      John Hanks
  • keep writing for 'master' microsoft

    drumming up windows phone long dead and dumping on competition knowing that it is better in every respect.

    And drag the microsoft fan boys along. They are right here and dwindling in numbers.
  • Well...

    Blackberry has its strength, especially in hardware and security and managing. But the platform is limited. Its simply not in the league of the competing platforms... and when you are late to the party, it too hard. In terms of hardware sales blackberry will have a tough time in the near future.
  • A Small Prediction...

    Thorsten Heins has placed a lot of emphasis, vocally, on the smartphone and not on the tablet as the dominant device of the future. The abandonment of the PlayBook is consistent with those comments. Why is it necessary or even sensible to own two devices of similar capabilities simply because one provides a bigger screen? Why not treat the tablet as just a monitor with the smartphone providing the CPU, WiFi and other services?

    The smartphone then becomes the brains while the tablet becomes little more than a display with touch capabilities. It would keep the tablet very inexpensive. It would allow software to be developed for the smartphone that would be available on the larger screen. Bluetooth keyboards would work fine with it, maybe even a mouse or even the the soon-to-be-released Leap Motion.

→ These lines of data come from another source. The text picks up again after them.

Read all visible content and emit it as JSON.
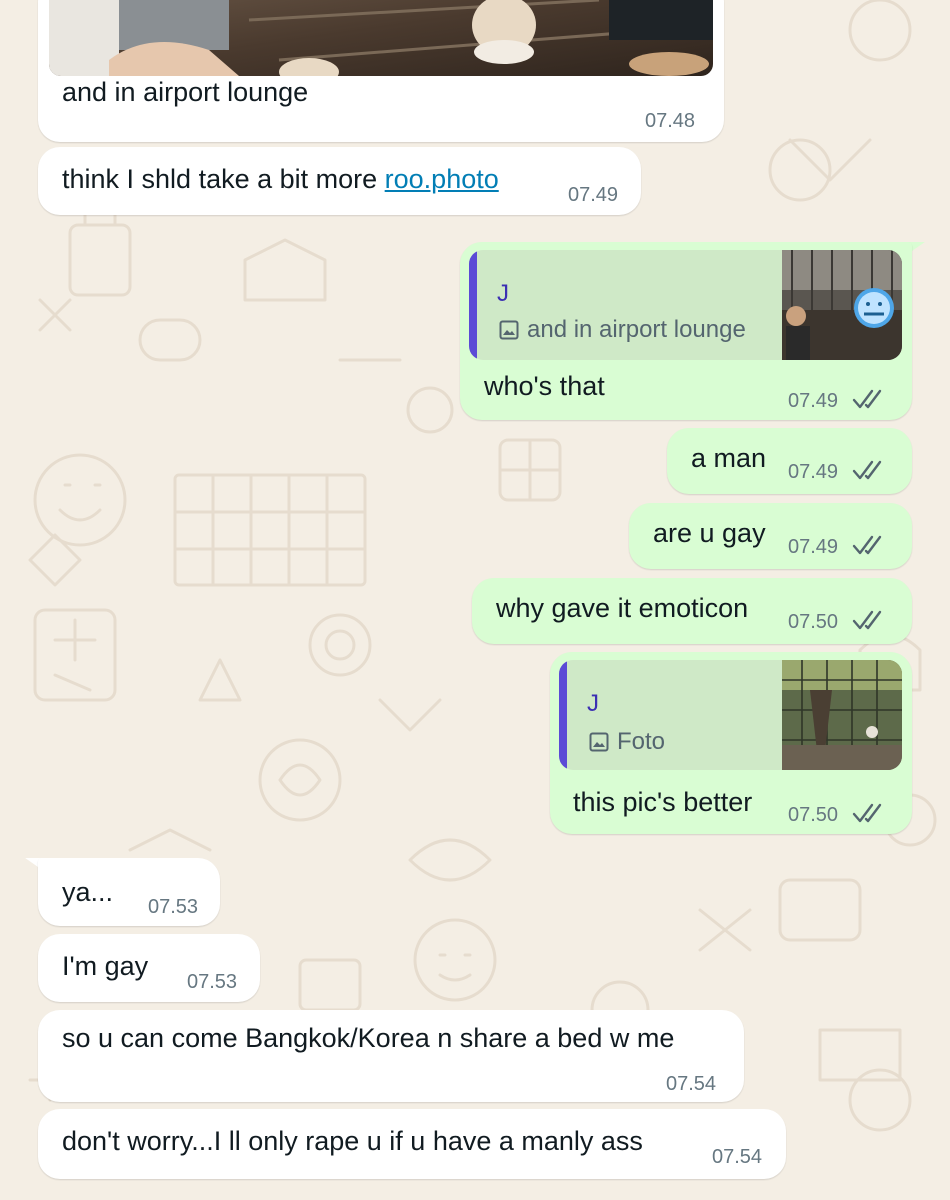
{
  "messages": [
    {
      "id": "m1",
      "dir": "in",
      "text": "and in airport lounge",
      "time": "07.48"
    },
    {
      "id": "m2",
      "dir": "in",
      "text_before": "think I shld take a bit more ",
      "link": "roo.photo",
      "time": "07.49"
    },
    {
      "id": "m3",
      "dir": "out",
      "quote": {
        "name": "J",
        "sub": "and in airport lounge"
      },
      "text": "who's that",
      "time": "07.49"
    },
    {
      "id": "m4",
      "dir": "out",
      "text": "a man",
      "time": "07.49"
    },
    {
      "id": "m5",
      "dir": "out",
      "text": "are u gay",
      "time": "07.49"
    },
    {
      "id": "m6",
      "dir": "out",
      "text": "why gave it emoticon",
      "time": "07.50"
    },
    {
      "id": "m7",
      "dir": "out",
      "quote": {
        "name": "J",
        "sub": "Foto"
      },
      "text": "this pic's better",
      "time": "07.50"
    },
    {
      "id": "m8",
      "dir": "in",
      "text": "ya...",
      "time": "07.53"
    },
    {
      "id": "m9",
      "dir": "in",
      "text": "I'm gay",
      "time": "07.53"
    },
    {
      "id": "m10",
      "dir": "in",
      "text": "so u can come Bangkok/Korea n share a bed w me",
      "time": "07.54"
    },
    {
      "id": "m11",
      "dir": "in",
      "text": "don't worry...I ll only rape u if u have a manly ass",
      "time": "07.54"
    }
  ],
  "colors": {
    "wallpaper": "#f4eee4",
    "incoming_bubble": "#ffffff",
    "outgoing_bubble": "#d9fdd3",
    "quote_bar": "#5b4bd6",
    "link": "#027eb5",
    "read_ticks": "#54656f"
  },
  "icons": {
    "read_receipt": "double-check-icon",
    "quoted_image": "image-icon"
  }
}
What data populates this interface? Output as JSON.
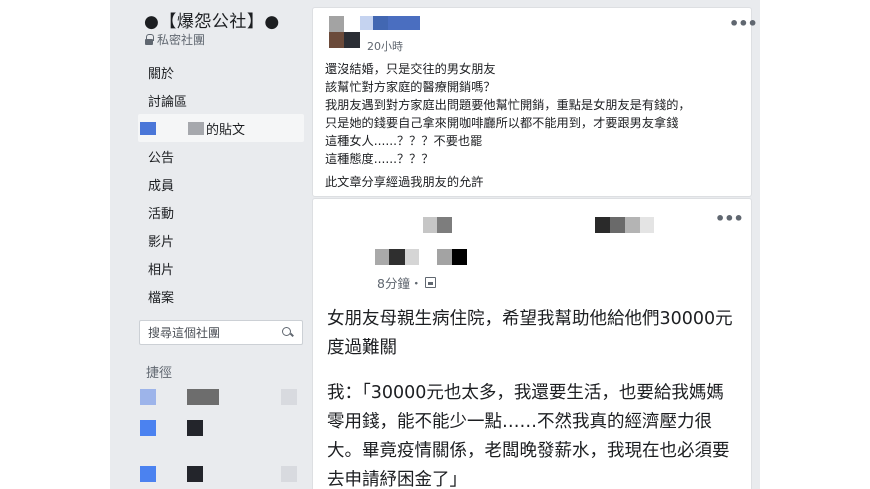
{
  "group": {
    "name": "●【爆怨公社】●",
    "privacy": "私密社團"
  },
  "sidebar": {
    "items": [
      {
        "label": "關於"
      },
      {
        "label": "討論區"
      },
      {
        "label": "的貼文"
      },
      {
        "label": "公告"
      },
      {
        "label": "成員"
      },
      {
        "label": "活動"
      },
      {
        "label": "影片"
      },
      {
        "label": "相片"
      },
      {
        "label": "檔案"
      }
    ],
    "search_placeholder": "搜尋這個社團",
    "shortcuts_title": "捷徑"
  },
  "post1": {
    "time": "20小時",
    "more": "•••",
    "lines": [
      "還沒結婚，只是交往的男女朋友",
      "該幫忙對方家庭的醫療開銷嗎？",
      "我朋友遇到對方家庭出問題要他幫忙開銷，重點是女朋友是有錢的，",
      "只是她的錢要自己拿來開咖啡廳所以都不能用到，才要跟男友拿錢",
      "這種女人......？？？不要也罷",
      "這種態度......？？？"
    ],
    "note": "此文章分享經過我朋友的允許"
  },
  "post2": {
    "time": "8分鐘・",
    "more": "•••",
    "paragraphs": [
      [
        "女朋友母親生病住院，希望我幫助他給他們30000元",
        "度過難關"
      ],
      [
        "我：「30000元也太多，我還要生活，也要給我媽媽",
        "零用錢，能不能少一點……不然我真的經濟壓力很",
        "大。畢竟疫情關係，老闆晚發薪水，我現在也必須要",
        "去申請紓困金了」"
      ]
    ]
  },
  "colors": {
    "frame_bg": "#e9ebee",
    "card_bg": "#ffffff",
    "facebook_blue": "#4267b2"
  }
}
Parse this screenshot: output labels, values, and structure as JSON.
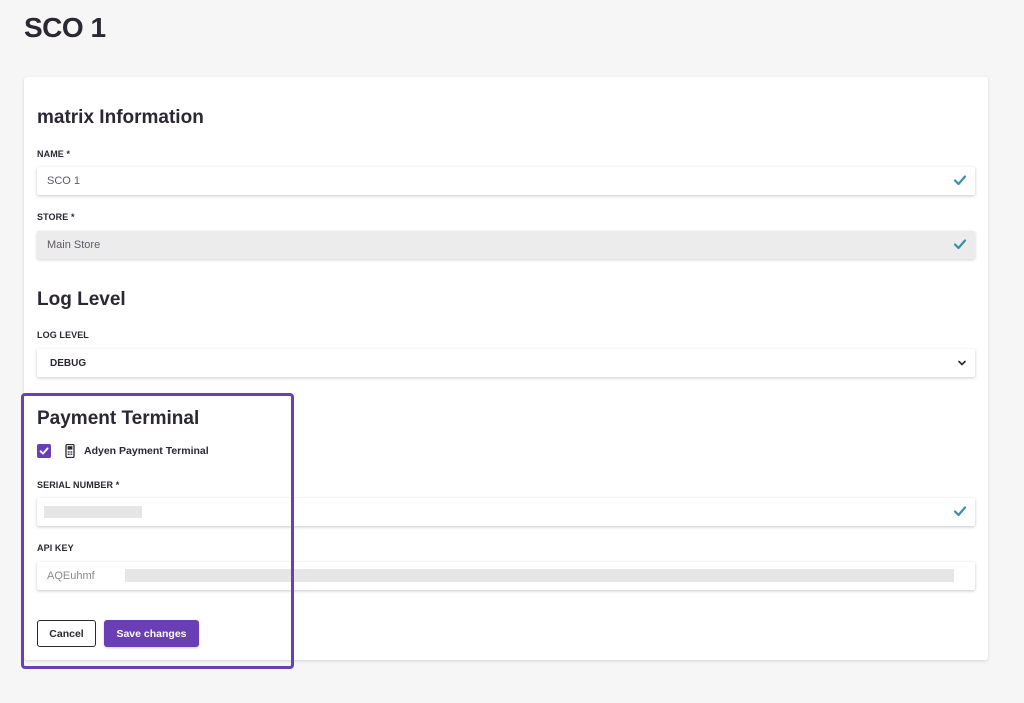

Why do we need two CPUs, dulplicate RAMs and all that stuff just for the sake of having a larger screen in our hands?

    I predict that BlackBerry will differentiate itself in the marketplace by providing such a device. I would own one in heartbeat.
    • Didn't Palm try that exact thing?

      It flopped
      • Palm?

        I think technology has advanced since the days of Palm to allow more ambitious solutions to be developed. So, no, Palm didn't do "that exact thing." There was no tablet market in those days, no software ecosystem, no Palm was ever Internet-centric and smartphones had not replaced PCs as the dominant computing devices. Duplicated hardware in a smartphone and tablet are environmentally and practically hard to justify when the tablet needs only to be an interface and display for the smartphone.